Full Pour: Freehouse Brewery’s Arthur Lucas Wants to Define ‘Good Beer’
At first, Arthur Lucas’s path to opening Freehouse Brewery in North Charleston, South Carolina, may sound familiar: overstressed ambitious person leaves the corporate world to open a brewery. But he wasn’t motivated purely by stress — he’s on a very personal mission to make clean, good beer.
Lucas, a former Capitol Hill staffer and an attorney, says he’s always pushed the limits, choosing jobs that let him create new playbooks and be part of effective change. When he opened Freehouse in November 2013, he set out to instill his own personal beliefs of clean food and clean ingredients at the brewery.
“I realized I got into the political world and the international law world to make a difference because I thought I wanted to be part of what was going on and closer to the centers of power,” Lucas says. “What I found out was governments are like a huge corporation and most people aren’t there to make a difference. What I realized was it wasn’t going to work from the inside and I wanted to do something that was going to represent my ideals. I’m not sitting in meetings with powerful people anymore who pull the voting lever, but in a sense I’m pulling the voting lever with my dollars every day.”
The brewery’s location along the Ashley River is no mistake. Lucas says he wants people to “sit here and look at this natural environment and think ‘I’m part of that,’” which dovetails into his devotion to making good, clean beer, which he shares in this edition of CraftBeer.com’s Full Pour.
Q: On your website, you say, “Freehouse is an expression of beer as we wish it to be.” Tell me about that.
Arthur: I wanted to make beer that was crisp, clean, pure flavored, pure ingredients. I don’t really care about styles or the name of the beer, I just want good beer. You can have it in all shapes and sizes, but good beer takes a lot of care and a lot of work.
Q: When you say “good beer” you mean more than good flavor. You take it a step farther to organic. Would that be part of what you mean by good beer?
Arthur: I wouldn’t exclude those who are making good beer and using conventional ingredients. I gave a talk at the Southern Brewers Conference and it was about — well, everyone wants to hear about being organic. I can walk you through getting certified organic. The hard part is just paying more and finding all the ingredients you want.
The bigger deal is Freehouse stands for the freedom from poisons, for example. How can you be free if your water is poisoned? Freehouse stands for the lack of bad stuff being put into our beer.
Q: How did your life before opening a brewery lead up to what you stand for at Freehouse? How did that shape your decision?
Arthur: I was a licensed attorney and did international law. Before that I worked on Capital Hill. I helped start one of the first new congressional committees that had been formed in 25 years. I’ve always been part of something adventurous, a start up, in where we were kind of making the rules.
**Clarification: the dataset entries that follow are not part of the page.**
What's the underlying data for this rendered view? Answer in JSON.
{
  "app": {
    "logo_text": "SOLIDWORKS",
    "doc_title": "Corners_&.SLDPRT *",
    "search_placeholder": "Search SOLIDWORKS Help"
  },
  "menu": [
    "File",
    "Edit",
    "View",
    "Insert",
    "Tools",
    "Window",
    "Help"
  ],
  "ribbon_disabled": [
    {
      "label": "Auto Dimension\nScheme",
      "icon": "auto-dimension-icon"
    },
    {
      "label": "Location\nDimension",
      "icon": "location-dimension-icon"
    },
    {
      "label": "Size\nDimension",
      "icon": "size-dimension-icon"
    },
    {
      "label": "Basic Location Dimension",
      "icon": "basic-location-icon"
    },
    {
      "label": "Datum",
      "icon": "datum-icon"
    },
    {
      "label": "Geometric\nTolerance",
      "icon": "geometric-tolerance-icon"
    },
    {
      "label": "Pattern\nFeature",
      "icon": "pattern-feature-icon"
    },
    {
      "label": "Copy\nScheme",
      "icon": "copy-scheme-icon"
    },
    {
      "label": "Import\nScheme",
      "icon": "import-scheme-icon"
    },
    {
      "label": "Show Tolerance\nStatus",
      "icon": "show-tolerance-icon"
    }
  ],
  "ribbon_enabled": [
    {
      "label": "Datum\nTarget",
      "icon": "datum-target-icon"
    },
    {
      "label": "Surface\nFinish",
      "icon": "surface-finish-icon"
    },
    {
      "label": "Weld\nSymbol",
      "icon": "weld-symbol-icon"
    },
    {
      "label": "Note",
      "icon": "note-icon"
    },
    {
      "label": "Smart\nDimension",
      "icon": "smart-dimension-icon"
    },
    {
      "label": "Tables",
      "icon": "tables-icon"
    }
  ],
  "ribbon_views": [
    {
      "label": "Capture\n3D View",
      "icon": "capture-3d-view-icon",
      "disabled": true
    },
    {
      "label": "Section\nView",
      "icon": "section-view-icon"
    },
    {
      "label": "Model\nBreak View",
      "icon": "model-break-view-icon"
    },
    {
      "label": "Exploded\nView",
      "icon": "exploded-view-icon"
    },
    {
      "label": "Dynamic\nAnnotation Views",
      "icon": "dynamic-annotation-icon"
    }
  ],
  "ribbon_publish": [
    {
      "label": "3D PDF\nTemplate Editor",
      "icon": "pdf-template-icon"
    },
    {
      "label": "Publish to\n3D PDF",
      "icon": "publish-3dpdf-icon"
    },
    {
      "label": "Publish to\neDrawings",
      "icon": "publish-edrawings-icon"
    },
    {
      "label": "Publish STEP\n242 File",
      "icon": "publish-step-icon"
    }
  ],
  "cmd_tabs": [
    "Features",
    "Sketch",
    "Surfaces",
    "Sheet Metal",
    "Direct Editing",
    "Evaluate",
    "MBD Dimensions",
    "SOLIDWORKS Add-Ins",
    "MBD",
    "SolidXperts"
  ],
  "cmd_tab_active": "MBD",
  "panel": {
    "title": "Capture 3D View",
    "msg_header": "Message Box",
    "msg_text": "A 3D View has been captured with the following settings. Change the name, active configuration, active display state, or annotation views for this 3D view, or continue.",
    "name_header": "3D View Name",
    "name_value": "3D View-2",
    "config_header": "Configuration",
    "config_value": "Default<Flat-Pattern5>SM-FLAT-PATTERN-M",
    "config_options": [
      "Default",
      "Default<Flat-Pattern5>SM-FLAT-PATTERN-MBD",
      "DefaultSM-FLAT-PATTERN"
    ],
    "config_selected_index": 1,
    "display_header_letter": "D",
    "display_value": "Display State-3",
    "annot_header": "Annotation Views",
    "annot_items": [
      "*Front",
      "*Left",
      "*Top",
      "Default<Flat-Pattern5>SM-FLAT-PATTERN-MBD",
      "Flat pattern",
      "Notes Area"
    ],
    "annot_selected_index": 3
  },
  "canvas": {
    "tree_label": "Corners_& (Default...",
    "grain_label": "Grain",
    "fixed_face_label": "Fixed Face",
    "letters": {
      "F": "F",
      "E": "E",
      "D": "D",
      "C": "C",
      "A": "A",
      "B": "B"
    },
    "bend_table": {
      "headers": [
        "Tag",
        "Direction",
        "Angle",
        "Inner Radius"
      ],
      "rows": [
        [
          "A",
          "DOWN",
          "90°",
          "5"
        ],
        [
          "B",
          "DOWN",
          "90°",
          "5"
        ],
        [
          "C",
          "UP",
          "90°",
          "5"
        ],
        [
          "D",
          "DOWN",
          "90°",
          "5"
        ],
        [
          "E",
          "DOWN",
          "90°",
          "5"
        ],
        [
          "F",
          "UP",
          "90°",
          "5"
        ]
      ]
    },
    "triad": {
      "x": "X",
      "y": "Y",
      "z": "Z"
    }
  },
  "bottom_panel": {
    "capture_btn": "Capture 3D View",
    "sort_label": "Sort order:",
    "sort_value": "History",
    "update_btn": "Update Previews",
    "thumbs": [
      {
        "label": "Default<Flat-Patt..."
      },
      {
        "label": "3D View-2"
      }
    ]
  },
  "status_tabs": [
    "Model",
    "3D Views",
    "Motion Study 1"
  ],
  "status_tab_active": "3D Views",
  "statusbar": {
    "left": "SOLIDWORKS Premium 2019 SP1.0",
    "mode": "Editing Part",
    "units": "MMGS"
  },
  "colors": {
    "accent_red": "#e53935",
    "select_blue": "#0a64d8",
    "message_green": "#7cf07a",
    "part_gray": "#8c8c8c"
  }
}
I’ve done a lot of traveling. I hitchhiked around the world and lived in foreign countries for work and pleasure. It totally opened my mind to less processed foods. I was all over these third world countries and saw people eating really healthy meals. They’re not adding things to it and the food is amazingly flavorful. I learned about vegetarianism and how radically different the American diet and economy is and how we have such an issue with health that is, to some degree, self inflicted. I started thinking about it and I really liked the ideas of pure and natural ingredients. You can tell what all of these chemical additives are doing — and you can’t even tell either, which is the other problem.
(Full Pour: How to Build a Brewery without an IPA)
I started homebrewing as a creative outlet. I had been traveling around the world and when I got back I had to get a serious job. I was working with the United States Congress all day long, and it’s pretty stressful. Homebrewing was in my apartment in D.C. I had no money because I was a Hill staffer. The temperature was perfect in my apartment for the fermentation of ales. The first few batches were good.
For an industry that’s so artisanal and focused on craft, I saw an obvious lack of people who were focusing on the purity of ingredients. I do not downgrade anyone else. I am so fortunate in life to have the experiences I’ve had. I don’t put anyone else down. It’s not about us being organic and you’re not — there’s nothing wrong with that. It’s not about saying we’re better. It’s saying, ”This is what we want to be a part of and share it with people.”
I want to be part of where I believe all food is going. Beer is food. I am preparing that for you. I am stamping that with the Freehouse brand. The only way I feel really comfortable doing that is not put anything in the beer that I would think twice about.
Q: How has the response been?
Arthur: I didn’t want to go all in with us being organic. [“Organic” is not in the brewery’s name] There are breweries out there that struggle with the word “organic” and people inserting in their minds “generic” instead of organic. The last thing we are is generic. I’m on the 12th generation of my own house yeast and brewery culture. That’s the antithesis of what we do every day. We’re about making something new that no one else has had before, and part of that is making it organic and keeping really high standards in the ingredients. It’s personal for me.